It’s been just over four months since Rehtaeh Parsons took her own life after a photo—taken while she was drunk and being sexually assaulted at a house party—circulated around her high school. Almost immediately after news broke that Rehtaeh had committed suicide, the hacktivist collective Anonymous pushed its way into the story, and forced the RCMP to reopen their investigation, by insisting they knew the identities of the teenagers who had assaulted Rehtaeh. Then there was silence. In April, I questioned whether or not the Rehtaeh Parsons case would end up unresolved, and up until today, it unfortunately seemed like that would be the case.
This morning, the Nova Scotia RCMP announced they had made two arrests in connection to Rehtaeh’s case but added in their press release, “no further information is being released at this time.” This, of course, opens up all sorts of questions. Why did it take four months for the RCMP to make an arrest in connection to Rehtaeh Parsons’s death, after knowing about her sexual assault for two years leading to her suicide? Who are the “two males” that were arrested? All reports indicate there were four males in the room when Rehtaeh was assaulted, so will more charges be coming? And, lastly, what has changed since the RCMP said there were “no grounds” to press charges against the four alleged assaulters?
The RCMP’s announcement will hopefully relieve some of the unspeakable awfulness this tragedy has caused Rehtaeh’s friends and family, and it’s a positive step forward—delays aside—for similar cases that may emerge in the future. We’ve seen, especially with the Amanda Todd case, that there tends to be a missing link between Canadian law enforcement and being able to prosecute men who harass young girls online, but hopefully this arrest will mark a sea change and a recognition from the RCMP that they need to get better at dealing with sexually motivated cybercrimes. The government of Nova Scotia is currently rolling out new cyberbullying legislation that will allow victims to sue their alleged cyberbullies, which sounds ok on paper, but even Rehtaeh Parsons’s mother doubts the government actually has the technology to properly enforce it.
Likewise, Anonymous’s reaction to the news the RCMP has finally made some arrests in connection to Rehtaeh’s death is cautiously skeptical. I reached out to a member of Anonymous, who worked on the Rehtaeh Parsons operation, and got this response: “We are pleased the RCMP have finally taken action in the Rehtaeh Parsons case.

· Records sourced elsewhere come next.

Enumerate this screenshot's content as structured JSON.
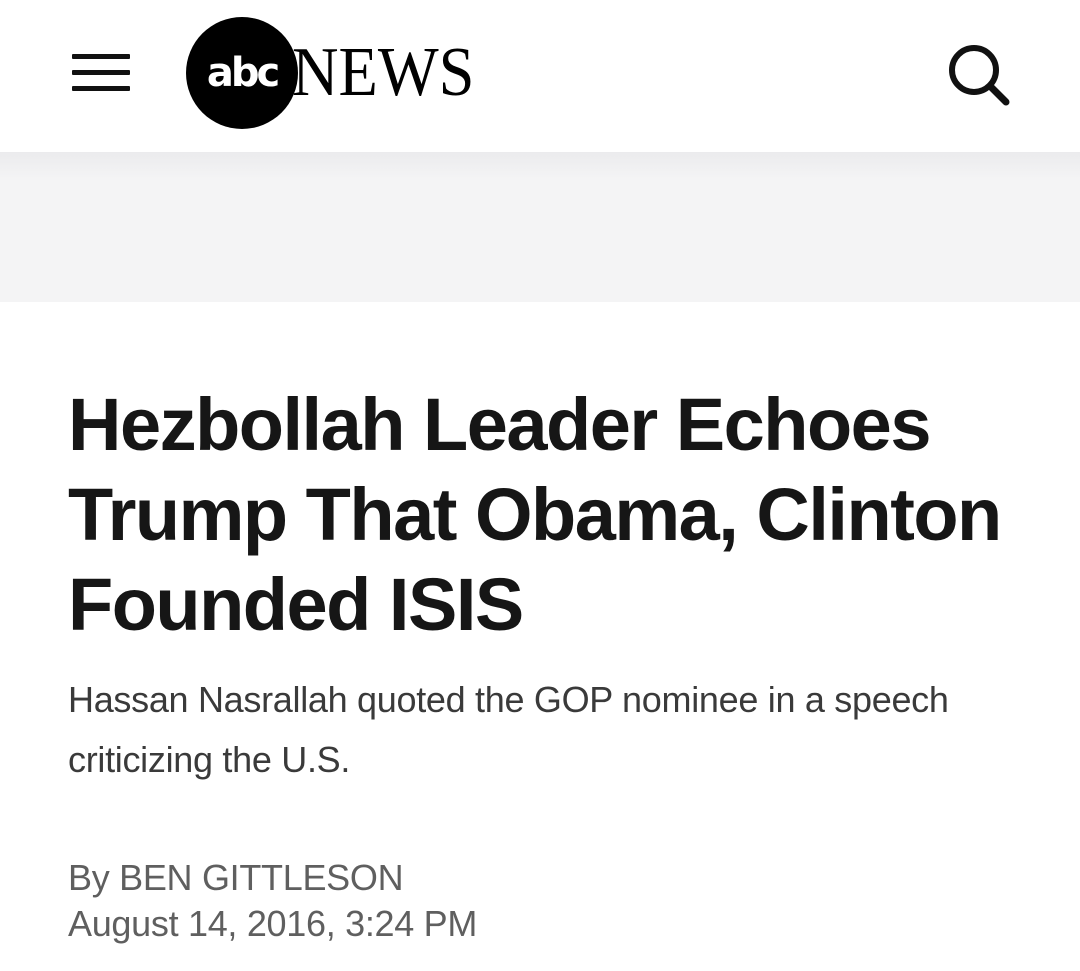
{
  "header": {
    "menu_icon": "hamburger-menu-icon",
    "logo": {
      "mark": "abc",
      "wordmark": "NEWS"
    },
    "search_icon": "search-icon"
  },
  "ad_band": {},
  "article": {
    "headline": "Hezbollah Leader Echoes Trump That Obama, Clinton Founded ISIS",
    "subhead": "Hassan Nasrallah quoted the GOP nominee in a speech criticizing the U.S.",
    "byline_prefix": "By",
    "author": "BEN GITTLESON",
    "date": "August 14, 2016, 3:24 PM"
  },
  "colors": {
    "background": "#ffffff",
    "headline": "#161616",
    "subhead": "#3a3a3a",
    "meta": "#5f5f5f",
    "ad_band": "#f4f4f5"
  }
}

It's unfortunate, however, that a young girl had to die before they chose to do so. In reality, there can be no justice for Rehtaeh, because the legal system and the school system that should have protected her failed to act in time. Anonymous will continue to support the Parsons family and monitor the actions of the RCMP.”
I expect the RCMP will disclose more information about the Rehtaeh Parsons case soon, but until then, these arrests must be cathartic news for anyone who has been pushing for justice; and hopefully this does not cause any further conflict in the Parsons’ family neighbourhood from those who have loudly defended the innocence of the accused. As Rehtaeh’s mother wrote this morning, on the ‘Angel Rehtaeh’ Facebook memorial page, “All I can say that it’s about time they were arrested and it’s now their chance to tell ‘Their side of the story.’ They complain that it’s all one-sided go ahead and speak, we are all ears!”
Follow Patrick on Twitter: @patrickmcguire